The value of experimentation
There are two well-known failures that led to a life-changing breakthrough and a ridiculously simple product that has been ridiculously successful. Failures aren’t always failures.
- ‘I know 99 ways to not make a lightbulb.’
- How many sticky notes would you guess have been used? That data isn’t readily available. But since their accidental invention in 1968, a conservative guess might be approximately a bazillion.
Unless your business sells a regulated commodity, like electricity, or you enjoy a monopolistic or oligopolistic position in your market, you experiment. In fact, your business may be a series of experiments. It happens all of the time. You can refer to this as course correction, corrective action or whatever you’d like, but the bottom line is that it can all be characterized as experimentation.
IQ Inc. provides software engineering, testing and quality assurance services. We work with very large companies, across a variety of different industry verticals, contributing as integral members of your team on mainstream development efforts, or in a project capacity.
Our clients come to us with what they want to accomplish. They rely on IQ to respond to those needs and determine how to best accomplish the product roadmap objectives. That requires that we are always on top of best practices, understand new technologies and apply them appropriately and discern technology-based market trends that are emerging and can be applied on behalf of our clients in order to preserve their technology leadership position.
In order to go beyond ‘fingers on keyboards,’ IQ encourages its technology teams to learn new technologies and applications of those technologies. This means experimentation, and we encourage that.
We encourage employees to experiment, and to do it in a way that ultimately will benefit our customers. That means that we have to impose a bit of structure on the experimentation. So we ask that our employees submit proposals in the follow format:
As a <type of user> I want to <some goal> so that <some outcome>
Not a lot of structure, but enough to force the proposer to think beyond What the experiment entails, consider Why it’s potentially important to our customers, and How to accomplish the outcome.
This particular experiment involved utilizing the mainstay of any self-respecting technical team – the foosball table. We are seeing an increasing demand for creative and novel ways to collect multi-dimensional data, in a way that integrates a variety of different sensors and enables the ability to go beyond data collection and enable analysis and characterization. By placing sensors in the goal, on the men, on the field and mounting a camera above the field, this experiment proved that IQ was able to collect a variety of data, structured and unstructured, and built first-hand experience with:
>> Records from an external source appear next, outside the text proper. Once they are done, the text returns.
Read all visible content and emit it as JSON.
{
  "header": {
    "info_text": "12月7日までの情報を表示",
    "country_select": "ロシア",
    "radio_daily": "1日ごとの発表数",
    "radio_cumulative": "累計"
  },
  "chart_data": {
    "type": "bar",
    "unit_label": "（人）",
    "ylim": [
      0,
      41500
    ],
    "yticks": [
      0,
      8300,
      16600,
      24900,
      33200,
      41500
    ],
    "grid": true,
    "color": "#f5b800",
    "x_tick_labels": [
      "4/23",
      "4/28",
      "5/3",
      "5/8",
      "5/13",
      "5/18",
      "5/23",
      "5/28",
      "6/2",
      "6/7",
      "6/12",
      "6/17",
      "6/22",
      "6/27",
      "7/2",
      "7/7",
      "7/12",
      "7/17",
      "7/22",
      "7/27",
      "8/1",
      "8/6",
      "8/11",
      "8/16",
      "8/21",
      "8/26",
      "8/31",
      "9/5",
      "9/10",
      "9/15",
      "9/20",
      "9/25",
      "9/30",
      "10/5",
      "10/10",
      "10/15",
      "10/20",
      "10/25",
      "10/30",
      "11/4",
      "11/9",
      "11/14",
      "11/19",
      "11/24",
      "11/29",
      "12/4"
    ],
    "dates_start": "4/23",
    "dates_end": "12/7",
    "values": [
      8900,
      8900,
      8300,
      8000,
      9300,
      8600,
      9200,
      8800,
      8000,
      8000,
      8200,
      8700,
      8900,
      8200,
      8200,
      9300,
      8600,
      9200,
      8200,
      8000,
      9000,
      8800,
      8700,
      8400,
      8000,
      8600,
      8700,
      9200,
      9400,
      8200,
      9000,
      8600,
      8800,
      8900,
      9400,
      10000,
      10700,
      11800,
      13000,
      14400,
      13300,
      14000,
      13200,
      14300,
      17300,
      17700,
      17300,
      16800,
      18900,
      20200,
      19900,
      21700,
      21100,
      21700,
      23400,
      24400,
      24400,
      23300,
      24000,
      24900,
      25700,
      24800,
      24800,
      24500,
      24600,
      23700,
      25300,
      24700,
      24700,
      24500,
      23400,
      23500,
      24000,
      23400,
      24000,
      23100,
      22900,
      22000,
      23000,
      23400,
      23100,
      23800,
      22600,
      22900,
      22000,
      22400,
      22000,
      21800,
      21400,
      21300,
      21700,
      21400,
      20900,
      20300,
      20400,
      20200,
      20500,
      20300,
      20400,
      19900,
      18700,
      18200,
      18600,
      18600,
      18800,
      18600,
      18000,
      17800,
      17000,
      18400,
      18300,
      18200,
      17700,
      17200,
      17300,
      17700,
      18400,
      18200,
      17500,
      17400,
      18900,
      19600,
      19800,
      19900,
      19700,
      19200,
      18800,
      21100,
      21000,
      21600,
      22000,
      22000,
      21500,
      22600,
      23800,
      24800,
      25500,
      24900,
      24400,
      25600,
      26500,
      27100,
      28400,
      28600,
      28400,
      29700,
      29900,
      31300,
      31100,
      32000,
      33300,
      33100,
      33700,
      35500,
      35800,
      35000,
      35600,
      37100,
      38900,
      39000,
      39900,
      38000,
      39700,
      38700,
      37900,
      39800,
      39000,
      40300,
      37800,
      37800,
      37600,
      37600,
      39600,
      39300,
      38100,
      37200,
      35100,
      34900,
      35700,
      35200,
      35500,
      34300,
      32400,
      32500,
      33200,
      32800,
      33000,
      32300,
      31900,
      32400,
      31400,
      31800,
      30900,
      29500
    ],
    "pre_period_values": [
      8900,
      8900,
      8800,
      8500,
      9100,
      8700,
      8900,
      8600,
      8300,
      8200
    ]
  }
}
- Sensor integration
- Building an open data platform
- Computer vision
- Machine learning and data analytics
- A web and mobile application to report on and interact with the data obtained
The out-of-pocket cost of this experiment? $183 in materials (we already have the foosball table). The payback? Not sure yet, but potentially priceless when we encounter an opportunity that requires the collection and analysis of multidimensional data, and a case study that documents the expertise that we gained as a company.
IQ Inc. can help
IQ Inc. possesses decades of experience in assisting its clients in implementing their product roadmaps and ensuring that they are always at the technological leading edge. If you think that IQ can help you reach your development goals now, or in your near future, please contact IQ for a free consultation about your needs and how IQ can help you execute on your product roadmap.